"If it makes sense for the citizen out there to curtail nonessential travel, it darn sure makes sense for federal employees," Bush said. "We can encourage employees to car pool or use mass transit, and we can shift peak electricity use to off-peak hours. There's ways for the federal government to lead when it comes to conservation."
The White House also will be looking at ways to conserve, press secretary Scott McClellan said, although that didn't include curtailing the president's travel plans. Tuesday marked the president's seventh trip to the Gulf Coast in the aftermath of two devastating hurricanes in less than a month.
Speaking to reporters aboard Air Force One as Bush headed here Tuesday, McClellan said the president has directed the White House staff to conserve energy by turning up thermostats, shutting down computers, faxes and copy machines after hours, using public transportation or carpools and reducing nonessential travel by relying more heavily on video conferencing.

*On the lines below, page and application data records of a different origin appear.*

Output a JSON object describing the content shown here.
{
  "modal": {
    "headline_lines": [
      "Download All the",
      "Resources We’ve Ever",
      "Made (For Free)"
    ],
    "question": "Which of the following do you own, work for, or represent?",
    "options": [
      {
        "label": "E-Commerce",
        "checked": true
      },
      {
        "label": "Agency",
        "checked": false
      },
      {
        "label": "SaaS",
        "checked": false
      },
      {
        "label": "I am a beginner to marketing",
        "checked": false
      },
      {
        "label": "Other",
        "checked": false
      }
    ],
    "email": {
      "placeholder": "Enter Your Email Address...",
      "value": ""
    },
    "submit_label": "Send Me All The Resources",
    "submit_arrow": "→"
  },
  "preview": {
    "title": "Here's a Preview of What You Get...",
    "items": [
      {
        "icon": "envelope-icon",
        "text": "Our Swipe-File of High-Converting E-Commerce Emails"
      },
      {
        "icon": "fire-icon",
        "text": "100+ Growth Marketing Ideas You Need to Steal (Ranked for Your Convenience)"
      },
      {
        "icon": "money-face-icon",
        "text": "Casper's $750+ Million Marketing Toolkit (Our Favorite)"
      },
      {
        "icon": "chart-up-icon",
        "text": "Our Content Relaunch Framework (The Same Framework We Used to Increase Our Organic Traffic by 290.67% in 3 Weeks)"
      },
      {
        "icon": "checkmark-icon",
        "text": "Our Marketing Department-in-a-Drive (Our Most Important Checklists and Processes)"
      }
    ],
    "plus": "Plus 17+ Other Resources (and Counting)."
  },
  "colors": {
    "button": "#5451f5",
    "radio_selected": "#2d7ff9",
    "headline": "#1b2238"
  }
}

Bush also has asked that his motorcade be scaled back, his spokesman said, and it was shorter upon his arrival in Texas. However, the multiple-vehicle caravan moved only a few yards from his presidential jet and dropped Bush off at an airport terminal for his meeting with Texas officials.
Bush returned Sunday from a three-day trip in which he stopped in four cities that have been a base for government response to the storm. As he has in most of his previous trips to the areas hit by the hurricanes, Bush spent most of the time in meetings with state and local officials — many of them reporting by videoconference.